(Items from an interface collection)
----------

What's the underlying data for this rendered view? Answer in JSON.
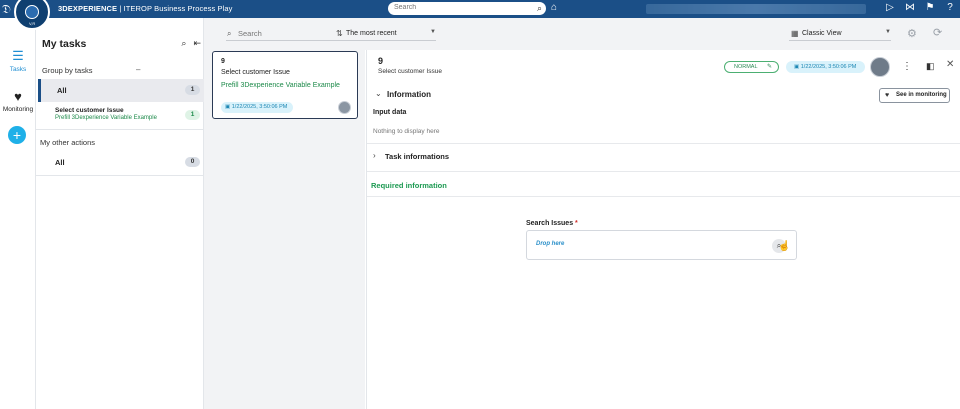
{
  "header": {
    "brand_bold": "3DEXPERIENCE",
    "brand_rest": " | ITEROP Business Process Play",
    "search_placeholder": "Search",
    "compass_version": "V,R",
    "blurred": true
  },
  "rail": {
    "tasks_label": "Tasks",
    "monitoring_label": "Monitoring",
    "add_label": "+"
  },
  "tasks_panel": {
    "title": "My tasks",
    "group_by": "Group by tasks",
    "all_label": "All",
    "all_count": "1",
    "task_name": "Select customer Issue",
    "task_process": "Prefill 3Dexperience Variable Example",
    "task_count": "1",
    "other_actions": "My other actions",
    "other_all_label": "All",
    "other_all_count": "0"
  },
  "filters": {
    "search_placeholder": "Search",
    "sort_label": "The most recent",
    "view_label": "Classic View"
  },
  "card": {
    "number": "9",
    "name": "Select customer Issue",
    "process": "Prefill 3Dexperience Variable Example",
    "date": "1/22/2025, 3:50:06 PM"
  },
  "detail": {
    "number": "9",
    "name": "Select customer Issue",
    "status": "NORMAL",
    "date": "1/22/2025, 3:50:06 PM",
    "information_title": "Information",
    "see_in_monitoring": "See in monitoring",
    "input_data": "Input data",
    "nothing_to_display": "Nothing to display here",
    "task_informations": "Task informations",
    "required_information": "Required information",
    "search_issues_label": "Search Issues",
    "required_star": "*",
    "drop_here": "Drop here"
  },
  "colors": {
    "header_bg": "#1b4f87",
    "accent_blue": "#1f8ed3",
    "green": "#1d8a4a",
    "date_pill_bg": "#d9f2fb",
    "required_star": "#d0312d"
  }
}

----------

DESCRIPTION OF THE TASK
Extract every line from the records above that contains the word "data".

ANSWER SPACE
What's the underlying data for this rendered view? Answer in JSON.
    "input_data": "Input data",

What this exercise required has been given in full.